Records supplied:
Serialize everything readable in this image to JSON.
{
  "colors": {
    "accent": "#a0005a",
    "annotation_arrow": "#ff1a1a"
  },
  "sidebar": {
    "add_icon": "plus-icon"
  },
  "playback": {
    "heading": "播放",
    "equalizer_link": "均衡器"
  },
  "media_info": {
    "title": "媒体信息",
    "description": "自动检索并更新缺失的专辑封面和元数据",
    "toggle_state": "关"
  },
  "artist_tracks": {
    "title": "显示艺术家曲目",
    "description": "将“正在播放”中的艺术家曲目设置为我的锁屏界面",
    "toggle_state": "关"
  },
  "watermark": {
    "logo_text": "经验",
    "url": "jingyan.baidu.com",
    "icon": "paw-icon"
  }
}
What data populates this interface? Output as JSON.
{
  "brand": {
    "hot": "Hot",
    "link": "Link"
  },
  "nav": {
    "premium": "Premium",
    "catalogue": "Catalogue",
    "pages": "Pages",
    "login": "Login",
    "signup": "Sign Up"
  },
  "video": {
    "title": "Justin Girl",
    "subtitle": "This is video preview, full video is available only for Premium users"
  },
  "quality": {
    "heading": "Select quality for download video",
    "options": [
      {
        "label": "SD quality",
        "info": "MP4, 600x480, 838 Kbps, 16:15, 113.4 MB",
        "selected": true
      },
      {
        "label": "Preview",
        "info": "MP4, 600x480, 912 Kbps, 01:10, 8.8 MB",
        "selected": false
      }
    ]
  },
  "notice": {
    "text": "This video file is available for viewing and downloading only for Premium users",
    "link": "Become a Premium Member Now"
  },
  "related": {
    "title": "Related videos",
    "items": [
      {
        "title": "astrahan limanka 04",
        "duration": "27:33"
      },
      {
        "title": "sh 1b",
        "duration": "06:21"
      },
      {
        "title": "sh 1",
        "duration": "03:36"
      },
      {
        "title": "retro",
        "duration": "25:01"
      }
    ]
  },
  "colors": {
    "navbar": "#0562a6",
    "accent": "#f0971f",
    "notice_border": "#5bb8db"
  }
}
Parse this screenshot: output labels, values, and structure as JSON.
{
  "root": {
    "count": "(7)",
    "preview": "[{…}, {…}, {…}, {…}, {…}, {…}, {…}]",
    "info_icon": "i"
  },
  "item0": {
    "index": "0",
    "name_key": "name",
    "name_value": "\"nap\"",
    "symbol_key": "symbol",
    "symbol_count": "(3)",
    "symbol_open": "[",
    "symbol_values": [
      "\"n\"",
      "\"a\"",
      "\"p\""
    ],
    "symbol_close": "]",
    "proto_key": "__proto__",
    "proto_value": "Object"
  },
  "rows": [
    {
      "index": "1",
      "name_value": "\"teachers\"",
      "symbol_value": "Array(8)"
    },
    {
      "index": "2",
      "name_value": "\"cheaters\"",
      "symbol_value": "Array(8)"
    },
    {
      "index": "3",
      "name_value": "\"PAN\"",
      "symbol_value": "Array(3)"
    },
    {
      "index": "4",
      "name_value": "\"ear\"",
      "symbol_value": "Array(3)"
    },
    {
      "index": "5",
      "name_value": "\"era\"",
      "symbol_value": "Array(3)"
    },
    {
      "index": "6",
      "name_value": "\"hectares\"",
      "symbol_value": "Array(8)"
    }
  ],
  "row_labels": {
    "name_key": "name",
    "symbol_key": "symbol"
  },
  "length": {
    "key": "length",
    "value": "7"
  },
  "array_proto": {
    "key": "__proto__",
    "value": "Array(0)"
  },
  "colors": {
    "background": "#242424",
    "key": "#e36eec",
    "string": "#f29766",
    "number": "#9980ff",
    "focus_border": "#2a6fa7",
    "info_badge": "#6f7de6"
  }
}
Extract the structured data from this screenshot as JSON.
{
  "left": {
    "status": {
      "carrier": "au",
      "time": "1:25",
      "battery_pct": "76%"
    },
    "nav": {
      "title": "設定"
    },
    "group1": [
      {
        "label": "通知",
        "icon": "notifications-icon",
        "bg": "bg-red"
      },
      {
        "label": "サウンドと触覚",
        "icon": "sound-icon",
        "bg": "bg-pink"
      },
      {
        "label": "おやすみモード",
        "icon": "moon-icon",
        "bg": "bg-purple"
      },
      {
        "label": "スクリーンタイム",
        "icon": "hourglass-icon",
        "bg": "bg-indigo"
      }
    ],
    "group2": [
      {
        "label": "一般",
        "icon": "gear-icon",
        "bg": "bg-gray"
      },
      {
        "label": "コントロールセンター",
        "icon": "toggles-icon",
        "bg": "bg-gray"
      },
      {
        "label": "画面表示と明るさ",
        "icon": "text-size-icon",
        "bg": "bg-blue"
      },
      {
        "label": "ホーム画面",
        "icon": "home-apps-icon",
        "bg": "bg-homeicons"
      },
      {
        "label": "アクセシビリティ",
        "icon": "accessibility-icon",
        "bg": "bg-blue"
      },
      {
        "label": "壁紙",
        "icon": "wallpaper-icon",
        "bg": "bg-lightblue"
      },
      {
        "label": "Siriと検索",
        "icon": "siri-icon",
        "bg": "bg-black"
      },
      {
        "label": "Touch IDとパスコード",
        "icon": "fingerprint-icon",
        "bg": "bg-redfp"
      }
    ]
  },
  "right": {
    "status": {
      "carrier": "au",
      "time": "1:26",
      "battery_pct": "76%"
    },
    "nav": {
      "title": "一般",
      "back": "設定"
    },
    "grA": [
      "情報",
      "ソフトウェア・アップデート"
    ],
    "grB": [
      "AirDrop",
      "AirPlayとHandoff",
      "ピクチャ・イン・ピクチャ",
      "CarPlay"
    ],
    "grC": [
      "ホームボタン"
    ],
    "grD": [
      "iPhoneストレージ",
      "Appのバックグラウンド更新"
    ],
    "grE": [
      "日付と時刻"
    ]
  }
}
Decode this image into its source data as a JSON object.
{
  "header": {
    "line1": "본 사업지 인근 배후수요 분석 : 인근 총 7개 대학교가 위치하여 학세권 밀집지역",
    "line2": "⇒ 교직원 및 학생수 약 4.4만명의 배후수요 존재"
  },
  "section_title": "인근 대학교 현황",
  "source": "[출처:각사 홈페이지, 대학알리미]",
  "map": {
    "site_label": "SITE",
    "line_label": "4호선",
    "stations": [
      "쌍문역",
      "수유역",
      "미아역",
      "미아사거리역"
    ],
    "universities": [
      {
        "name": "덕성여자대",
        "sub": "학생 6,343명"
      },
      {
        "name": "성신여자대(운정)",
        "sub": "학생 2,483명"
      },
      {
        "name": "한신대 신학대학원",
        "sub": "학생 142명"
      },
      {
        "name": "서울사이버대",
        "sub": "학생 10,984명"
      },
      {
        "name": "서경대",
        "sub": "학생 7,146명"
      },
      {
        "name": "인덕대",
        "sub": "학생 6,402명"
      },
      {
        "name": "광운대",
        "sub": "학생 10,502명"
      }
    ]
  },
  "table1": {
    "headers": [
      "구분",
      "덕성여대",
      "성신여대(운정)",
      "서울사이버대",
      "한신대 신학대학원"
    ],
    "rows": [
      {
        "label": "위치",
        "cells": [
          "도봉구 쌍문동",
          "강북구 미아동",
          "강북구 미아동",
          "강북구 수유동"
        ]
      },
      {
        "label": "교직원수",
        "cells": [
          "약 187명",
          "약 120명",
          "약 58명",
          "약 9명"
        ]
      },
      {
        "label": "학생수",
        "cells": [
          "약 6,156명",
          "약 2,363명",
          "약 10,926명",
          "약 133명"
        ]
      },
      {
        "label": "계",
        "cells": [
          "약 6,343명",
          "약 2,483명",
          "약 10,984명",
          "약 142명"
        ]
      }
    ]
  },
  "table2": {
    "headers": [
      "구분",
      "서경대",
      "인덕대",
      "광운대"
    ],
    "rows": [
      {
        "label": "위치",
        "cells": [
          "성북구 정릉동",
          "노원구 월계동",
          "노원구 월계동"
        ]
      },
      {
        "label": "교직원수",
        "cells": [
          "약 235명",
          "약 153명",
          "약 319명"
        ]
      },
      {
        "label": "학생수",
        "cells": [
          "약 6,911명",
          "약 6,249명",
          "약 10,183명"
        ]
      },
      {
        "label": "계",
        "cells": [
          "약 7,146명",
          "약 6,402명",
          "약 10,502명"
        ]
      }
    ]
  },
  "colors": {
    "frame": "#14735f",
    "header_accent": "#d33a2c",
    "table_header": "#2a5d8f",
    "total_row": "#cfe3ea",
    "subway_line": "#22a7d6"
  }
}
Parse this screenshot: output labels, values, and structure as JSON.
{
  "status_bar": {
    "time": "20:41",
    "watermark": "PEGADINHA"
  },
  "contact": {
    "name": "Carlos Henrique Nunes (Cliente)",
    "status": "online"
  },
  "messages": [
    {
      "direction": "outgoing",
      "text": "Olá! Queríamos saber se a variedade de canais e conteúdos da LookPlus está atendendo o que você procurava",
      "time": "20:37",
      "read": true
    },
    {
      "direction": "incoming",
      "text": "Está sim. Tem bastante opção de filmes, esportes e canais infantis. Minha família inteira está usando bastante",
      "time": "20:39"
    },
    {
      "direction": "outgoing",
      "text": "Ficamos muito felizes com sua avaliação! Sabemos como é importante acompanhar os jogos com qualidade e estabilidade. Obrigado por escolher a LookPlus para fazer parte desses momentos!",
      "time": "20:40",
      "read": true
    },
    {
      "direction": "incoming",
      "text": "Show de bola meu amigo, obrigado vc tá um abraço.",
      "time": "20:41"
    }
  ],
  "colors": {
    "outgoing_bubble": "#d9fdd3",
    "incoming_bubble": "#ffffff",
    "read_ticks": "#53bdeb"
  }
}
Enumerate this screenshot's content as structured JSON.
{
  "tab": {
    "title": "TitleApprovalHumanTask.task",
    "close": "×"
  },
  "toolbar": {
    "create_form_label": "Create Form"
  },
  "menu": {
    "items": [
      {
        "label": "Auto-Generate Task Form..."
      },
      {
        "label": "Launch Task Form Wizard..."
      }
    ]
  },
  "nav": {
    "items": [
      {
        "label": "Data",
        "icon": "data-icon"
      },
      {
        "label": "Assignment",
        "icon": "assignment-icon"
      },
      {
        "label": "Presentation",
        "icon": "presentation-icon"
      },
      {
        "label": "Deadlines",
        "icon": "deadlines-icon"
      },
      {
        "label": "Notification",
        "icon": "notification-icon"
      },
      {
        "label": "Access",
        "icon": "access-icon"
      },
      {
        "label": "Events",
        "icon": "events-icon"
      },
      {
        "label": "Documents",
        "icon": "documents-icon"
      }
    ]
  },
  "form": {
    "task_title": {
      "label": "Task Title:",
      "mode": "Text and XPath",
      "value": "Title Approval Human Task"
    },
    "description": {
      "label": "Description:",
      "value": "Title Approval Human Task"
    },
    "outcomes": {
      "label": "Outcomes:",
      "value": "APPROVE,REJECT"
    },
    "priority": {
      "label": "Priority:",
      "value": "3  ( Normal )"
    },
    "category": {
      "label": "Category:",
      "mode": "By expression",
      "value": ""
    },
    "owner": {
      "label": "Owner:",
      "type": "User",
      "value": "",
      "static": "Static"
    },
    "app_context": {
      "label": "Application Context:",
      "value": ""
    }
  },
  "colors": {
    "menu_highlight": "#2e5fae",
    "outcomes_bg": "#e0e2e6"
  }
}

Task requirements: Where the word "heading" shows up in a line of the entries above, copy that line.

Written solution:
    "heading": "播放",
    "heading": "Select quality for download video",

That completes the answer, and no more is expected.